Supreme Court of Utah
652 P.2d 903 (Utah 1982)
On February 20, 1980, Clyde Maestas (defendant) robbed a bank and fled in a van. After Sergeant Cecil Throckmorton shot at the van in an attempt to disable it, Maestas leaned out of the van’s window and shot at Sergeant Throckmorton. Maestas was apprehended a few blocks away after crashing the van, and was later charged with attempted first-degree murder for firing at Sergeant Throckmorton. At trial, the jury used the culpability standard specified in the elements of first-degree murder to find that Maestas had intentionally or knowingly acted when firing at Sergeant Throckmorton. The jury applied this standard to render a guilty verdict against Maestas for attempted first-degree murder. At sentencing, Maestas filed a motion to dismiss the verdict, claiming that under the common law, an attempted first-degree murder conviction required specific intent, which was a level of culpability higher than the intentional-or-knowing standard required for first-degree murder. The trial court agreed with Maestas and granted his motion to dismiss the charge, finding that there was insufficient evidence of specific intent to kill under the common law. The state appealed the trial court’s dismissal of the charge.

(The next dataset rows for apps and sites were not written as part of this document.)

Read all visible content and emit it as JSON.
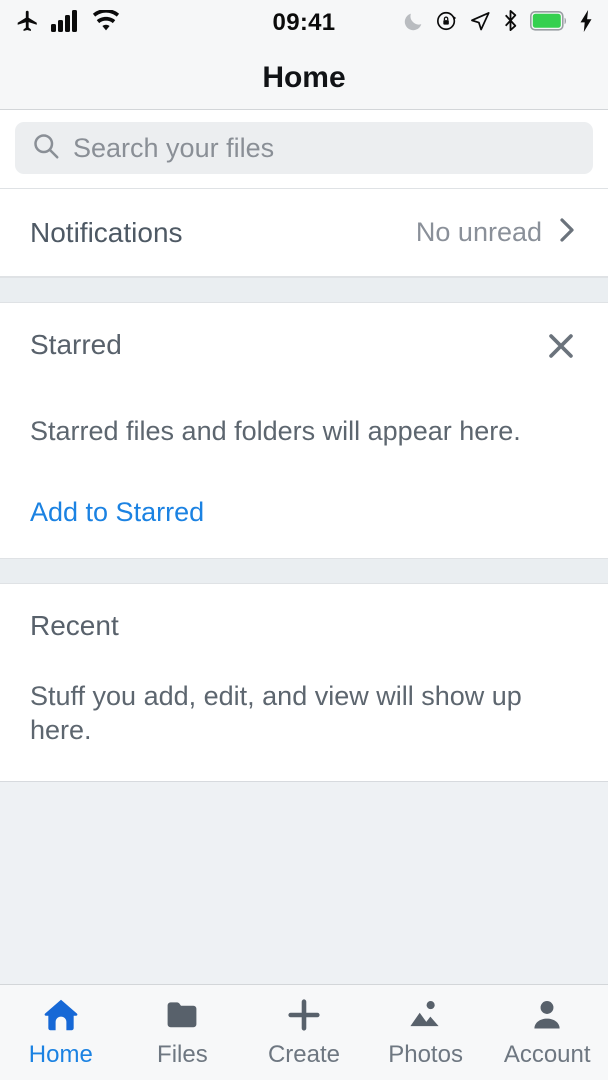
{
  "status_bar": {
    "time": "09:41",
    "left_icons": [
      "airplane-mode-icon",
      "cellular-signal-icon",
      "wifi-icon"
    ],
    "right_icons": [
      "do-not-disturb-moon-icon",
      "rotation-lock-icon",
      "location-arrow-icon",
      "bluetooth-icon",
      "battery-icon",
      "charging-bolt-icon"
    ],
    "battery_color": "#35d04f"
  },
  "navbar": {
    "title": "Home"
  },
  "search": {
    "placeholder": "Search your files",
    "value": ""
  },
  "notifications": {
    "label": "Notifications",
    "value": "No unread",
    "chevron": "chevron-right-icon"
  },
  "starred": {
    "title": "Starred",
    "empty_text": "Starred files and folders will appear here.",
    "action_label": "Add to Starred",
    "close_icon": "close-x-icon"
  },
  "recent": {
    "title": "Recent",
    "empty_text": "Stuff you add, edit, and view will show up here."
  },
  "tabbar": {
    "items": [
      {
        "label": "Home",
        "icon": "home-icon",
        "active": true
      },
      {
        "label": "Files",
        "icon": "folder-icon",
        "active": false
      },
      {
        "label": "Create",
        "icon": "plus-icon",
        "active": false
      },
      {
        "label": "Photos",
        "icon": "image-icon",
        "active": false
      },
      {
        "label": "Account",
        "icon": "person-icon",
        "active": false
      }
    ]
  },
  "colors": {
    "accent": "#1b82e2",
    "icon_gray": "#58616b",
    "text_gray": "#5d666f",
    "bg": "#eef1f4"
  }
}
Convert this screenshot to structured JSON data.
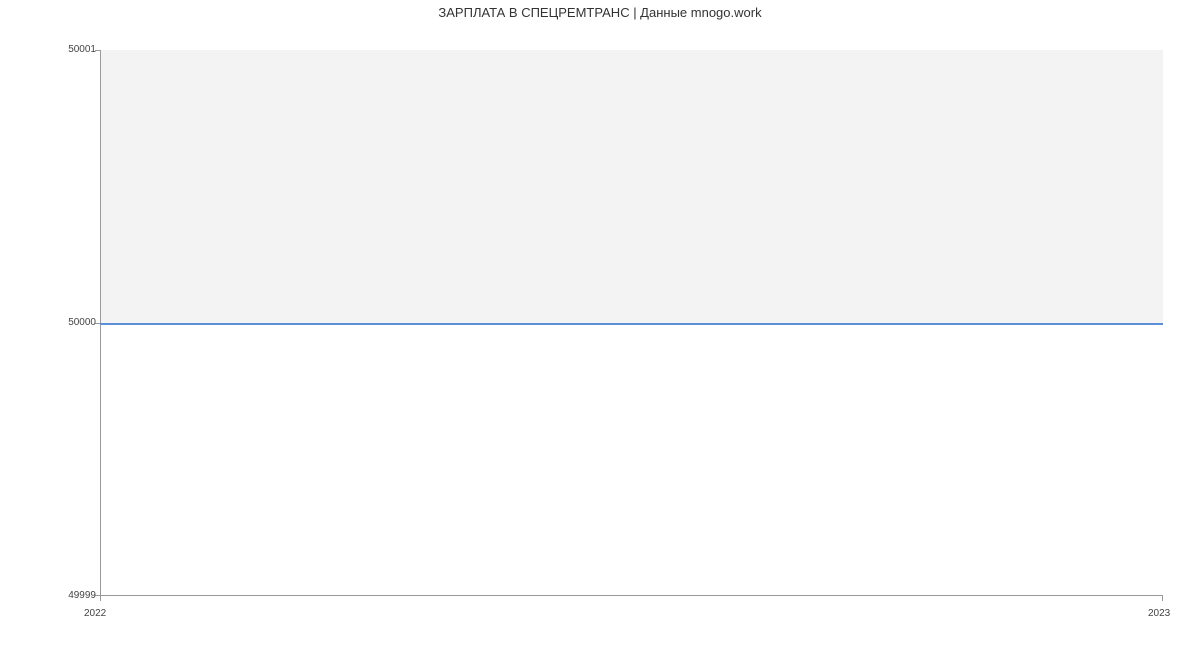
{
  "chart_data": {
    "type": "line",
    "title": "ЗАРПЛАТА В  СПЕЦРЕМТРАНС | Данные mnogo.work",
    "x": [
      2022,
      2023
    ],
    "values": [
      50000,
      50000
    ],
    "xlim": [
      2022,
      2023
    ],
    "ylim": [
      49999,
      50001
    ],
    "y_ticks": [
      49999,
      50000,
      50001
    ],
    "x_ticks": [
      2022,
      2023
    ],
    "xlabel": "",
    "ylabel": ""
  }
}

Rule of Law
Holding and Reasoning (Hall, C.J.)
What to do next…
Unlock this case brief with a free (no-commitment) trial membership of Quimbee.
You’ll be in good company: Quimbee is one of the most widely used and trusted sites for law students, serving more than 97,000 law students since 2011. Some law schools—such as Yale, Vanderbilt, Berkeley, and the University of Illinois—even subscribe directly to Quimbee for all their law students. Read our student testimonials.
Learn more about Quimbee’s unique (and proven) approach to achieving great grades at law school.
Quimbee is a company hell-bent on one thing: helping you get an “A” in every course you take in law school, so you can graduate at the top of your class and get a high-paying law job. We’re not just a study aid for law students; we’re the study aid for law students. Read more about Quimbee.
Here's why 218,000 law students have relied on our case briefs:
- Written by law professors and practitioners, not other law students. 14,100 briefs, keyed to 189 casebooks. Top-notch customer support.
- The right amount of information, includes the facts, issues, rule of law, holding and reasoning, and any concurrences and dissents.
- Access in your classes, works on your mobile and tablet. Massive library of related video lessons and high quality multiple-choice questions.
- Easy to use, uniform format for every case brief. Written in plain English, not in legalese. Our briefs summarize and simplify; they don’t just repeat the court’s language.